New York was slow to adopt renewable energy under the administration of former Gov. Andrew Cuomo.
According to Inside Climate News, New York is number 24 out of 50 states when it comes to generating gigawatts of power, having created just 6,895 gigawatt hours of wind and solar in 2022 compared to Texas’ 136,000 gigawatt hours.
It’s part of the reason the Build Public Renewables Act (BPRA) has gained momentum this year – not only has New York committed to creating 100% clean, carbon-free electricity by 2040 via the 2019 climate law, but advocates argue that the New York Power Authority (NYPA) has a competitive advantage when it comes to siting and permitting renewables.
There are currently two versions of the Build Public Renewables Act competing for oxygen in state budget negotiations.
The first version is Gov. Kathy Hochul’s, whose proposal would require the NYPA to provide only renewable energy and power to customers.
The second version is a bill sponsored by state Sen. Kevin Parker and Assemblymember Robert Carroll (S4134/A279), which would do everything that Hochul’s bill does, plus overhaul — or “democratize” — the NYPA board of directors, as well as add labor provisions.
The Senate passed this version of the bill this year.
Elizabeth Oh, a coalition organizer at the Public Power NY Coalition, which supports the legislative bill, told Capital Tonight that NYPA is best positioned to push New York toward its climate goals.
“We believe NYPA has the potential to democratize and provide renewable energy so that we meet our legally mandated goals to decarbonize,” she said.
Advocates also believe that NYPA can better coordinate with public agencies to identify ideal sites for construction, and as a large entity with deep experience in building electricity infrastructure, will be faster and more efficient in completing the necessary work to go through the Office of Renewable Energy Siting (ORES) process.
“This, combined with guidelines issued by BPRA-mandate language on what kind of lands/sites should be targeted, make NYPA ideally suited to move through the siting and permitting process for interconnection and transmission,” Oh said.
But New York localities treasure home rule, something that Gavin Donohue, president and CEO of the Independent Power Producers of New York (IPPNY), and member of the state’s Climate Action Council, argues is critically important to remember.
“To steamroll communities and say, we’re just going to put these wind and solar and other renewable projects in without local input is really not what New York’s about,” Donohue said. “We pride ourselves on community input and home rule.”
IPPNY has issued a memorandum of opposition to the Parker/Carroll bill, along with other groups including Alliance for Clean Energy NY and the Solar Energy Industries Association.
They argue the bill is unnecessary and would undermine the current renewables model, which relies on both large and small private companies to develop projects.
Donohue also pointed out to Capital Tonight that the legislation would not provide additional property tax revenue to local communities since NYPA does not pay taxes. By comparison, private sector energy producers currently pay more than $1.7 billion in property taxes annually.
“The people I represent pay almost $2 billion in New York property taxes across the state.

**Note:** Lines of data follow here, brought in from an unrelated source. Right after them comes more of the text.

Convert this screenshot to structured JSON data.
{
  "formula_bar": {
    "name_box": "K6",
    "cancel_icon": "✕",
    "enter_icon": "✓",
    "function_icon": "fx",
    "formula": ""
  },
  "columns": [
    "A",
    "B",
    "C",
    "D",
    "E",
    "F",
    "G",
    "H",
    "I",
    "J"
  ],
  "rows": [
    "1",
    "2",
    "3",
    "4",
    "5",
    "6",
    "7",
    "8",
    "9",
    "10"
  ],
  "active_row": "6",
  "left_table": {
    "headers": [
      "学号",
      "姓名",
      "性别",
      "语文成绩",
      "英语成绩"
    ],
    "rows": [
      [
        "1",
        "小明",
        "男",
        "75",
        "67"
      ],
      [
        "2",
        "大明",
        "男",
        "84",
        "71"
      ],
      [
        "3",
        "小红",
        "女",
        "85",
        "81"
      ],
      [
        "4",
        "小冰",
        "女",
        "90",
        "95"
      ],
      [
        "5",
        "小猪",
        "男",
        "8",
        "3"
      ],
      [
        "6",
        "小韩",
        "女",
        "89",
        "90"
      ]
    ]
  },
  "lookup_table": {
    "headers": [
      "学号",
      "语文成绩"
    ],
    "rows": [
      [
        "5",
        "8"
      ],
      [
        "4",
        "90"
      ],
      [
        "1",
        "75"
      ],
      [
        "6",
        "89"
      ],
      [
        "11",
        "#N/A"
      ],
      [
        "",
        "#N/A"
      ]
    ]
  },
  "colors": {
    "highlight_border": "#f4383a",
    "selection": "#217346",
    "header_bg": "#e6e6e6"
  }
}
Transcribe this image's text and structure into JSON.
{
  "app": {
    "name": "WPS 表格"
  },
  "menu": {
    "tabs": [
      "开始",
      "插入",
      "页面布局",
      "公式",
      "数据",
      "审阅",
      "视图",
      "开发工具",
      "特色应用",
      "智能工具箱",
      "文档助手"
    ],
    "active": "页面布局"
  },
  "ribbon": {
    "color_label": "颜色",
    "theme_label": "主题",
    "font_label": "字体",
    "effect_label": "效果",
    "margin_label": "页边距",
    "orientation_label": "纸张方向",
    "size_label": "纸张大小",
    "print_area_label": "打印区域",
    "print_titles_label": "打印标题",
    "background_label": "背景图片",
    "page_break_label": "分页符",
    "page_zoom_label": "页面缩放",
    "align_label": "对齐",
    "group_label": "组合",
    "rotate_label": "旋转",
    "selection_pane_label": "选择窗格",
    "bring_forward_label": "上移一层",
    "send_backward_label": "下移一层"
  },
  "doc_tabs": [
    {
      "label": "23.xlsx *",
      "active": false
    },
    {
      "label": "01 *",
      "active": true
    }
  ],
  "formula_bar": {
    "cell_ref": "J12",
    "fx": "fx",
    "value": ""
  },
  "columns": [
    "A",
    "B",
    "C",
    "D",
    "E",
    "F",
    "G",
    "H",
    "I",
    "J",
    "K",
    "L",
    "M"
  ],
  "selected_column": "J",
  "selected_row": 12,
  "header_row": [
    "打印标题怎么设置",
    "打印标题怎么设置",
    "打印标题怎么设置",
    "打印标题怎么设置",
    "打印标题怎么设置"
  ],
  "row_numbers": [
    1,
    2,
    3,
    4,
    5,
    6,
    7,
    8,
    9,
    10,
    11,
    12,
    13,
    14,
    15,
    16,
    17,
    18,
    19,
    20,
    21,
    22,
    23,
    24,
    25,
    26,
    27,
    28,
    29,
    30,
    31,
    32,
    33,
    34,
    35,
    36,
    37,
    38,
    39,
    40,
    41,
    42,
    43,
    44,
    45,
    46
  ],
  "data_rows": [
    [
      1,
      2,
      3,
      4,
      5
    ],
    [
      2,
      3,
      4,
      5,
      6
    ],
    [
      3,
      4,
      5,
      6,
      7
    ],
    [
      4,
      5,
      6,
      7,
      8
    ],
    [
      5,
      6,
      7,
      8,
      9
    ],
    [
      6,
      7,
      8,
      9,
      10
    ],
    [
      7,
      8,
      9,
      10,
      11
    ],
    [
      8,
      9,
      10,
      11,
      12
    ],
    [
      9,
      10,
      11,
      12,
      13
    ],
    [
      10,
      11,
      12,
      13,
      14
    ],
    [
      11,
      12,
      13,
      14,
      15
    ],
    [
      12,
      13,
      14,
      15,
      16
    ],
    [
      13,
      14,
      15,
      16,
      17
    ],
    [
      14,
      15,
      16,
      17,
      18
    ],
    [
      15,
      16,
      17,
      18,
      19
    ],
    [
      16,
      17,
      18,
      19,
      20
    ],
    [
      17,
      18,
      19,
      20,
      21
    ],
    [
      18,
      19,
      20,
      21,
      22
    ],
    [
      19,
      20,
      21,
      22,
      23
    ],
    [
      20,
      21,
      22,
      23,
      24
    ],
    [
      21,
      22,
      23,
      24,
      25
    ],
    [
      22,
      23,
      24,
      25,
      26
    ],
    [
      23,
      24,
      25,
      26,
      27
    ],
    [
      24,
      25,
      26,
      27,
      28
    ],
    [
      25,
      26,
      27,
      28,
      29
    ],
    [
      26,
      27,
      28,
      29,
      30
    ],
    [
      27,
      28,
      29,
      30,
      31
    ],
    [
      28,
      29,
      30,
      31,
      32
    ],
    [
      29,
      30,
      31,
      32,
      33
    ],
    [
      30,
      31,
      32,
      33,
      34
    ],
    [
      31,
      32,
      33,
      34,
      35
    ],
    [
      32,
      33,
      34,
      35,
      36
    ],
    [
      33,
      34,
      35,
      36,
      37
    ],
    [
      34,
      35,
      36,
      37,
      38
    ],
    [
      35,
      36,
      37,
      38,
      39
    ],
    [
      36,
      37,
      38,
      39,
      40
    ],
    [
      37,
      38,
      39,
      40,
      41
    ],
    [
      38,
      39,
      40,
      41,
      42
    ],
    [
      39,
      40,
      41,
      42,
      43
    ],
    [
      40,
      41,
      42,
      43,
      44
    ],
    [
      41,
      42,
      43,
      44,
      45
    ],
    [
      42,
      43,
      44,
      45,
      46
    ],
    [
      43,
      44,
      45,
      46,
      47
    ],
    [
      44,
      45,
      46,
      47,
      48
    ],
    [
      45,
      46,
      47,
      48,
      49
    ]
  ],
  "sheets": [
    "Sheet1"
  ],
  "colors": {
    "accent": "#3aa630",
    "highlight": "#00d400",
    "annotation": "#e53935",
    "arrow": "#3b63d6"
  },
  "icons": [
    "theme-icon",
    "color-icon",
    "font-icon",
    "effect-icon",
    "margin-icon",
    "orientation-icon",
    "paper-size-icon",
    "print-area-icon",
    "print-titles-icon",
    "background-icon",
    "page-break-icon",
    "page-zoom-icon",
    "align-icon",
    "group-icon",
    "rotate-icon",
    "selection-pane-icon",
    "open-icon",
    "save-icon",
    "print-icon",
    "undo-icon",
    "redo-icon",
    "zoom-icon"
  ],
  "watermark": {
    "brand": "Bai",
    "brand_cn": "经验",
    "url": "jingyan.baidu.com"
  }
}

Why wouldn’t we want to have more private companies come in and employ people and pay taxes? This bill will take that away,” Donohue said.
The reasons New York state’s renewable energy program lags behind states like Texas (and Iowa and California) are complex and have to do with the state’s regulatory structure, and a workforce stretched thin at multiple levels. It also has to do with long interconnection lag times, something Oh believes NYPA would be able address since, she said, it could build more infrastructure faster and cheaper than private industry.
“Right now, siting and permitting are not the only obstacles to building new interconnection and transmission. Cost is a factor too. Private industry has to spend significant amounts on building this infrastructure and can't recoup the costs as easily as they can on energy they generate and sell to the wholesale market,” she said. “This makes electricity infrastructure more expensive for private actors and disincentivizes its construction.”
Donohue is hoping that a compromise might come together in the Assembly.
He told Capital Tonight the Assembly’s one-house budget resolution includes “more reasonable provisions” than the Parker/Carroll bill. One idea he supports is having the Public Service Commission (PSC), the New York Independent System Operator (NYISO) and the New York State Energy Research and Development Authority (NYSERDA) determine whether or not NYPA should act on individual projects, rather than acting on its own.
A spokesman for the New York Power Authority said he wouldn’t comment on pending legislation.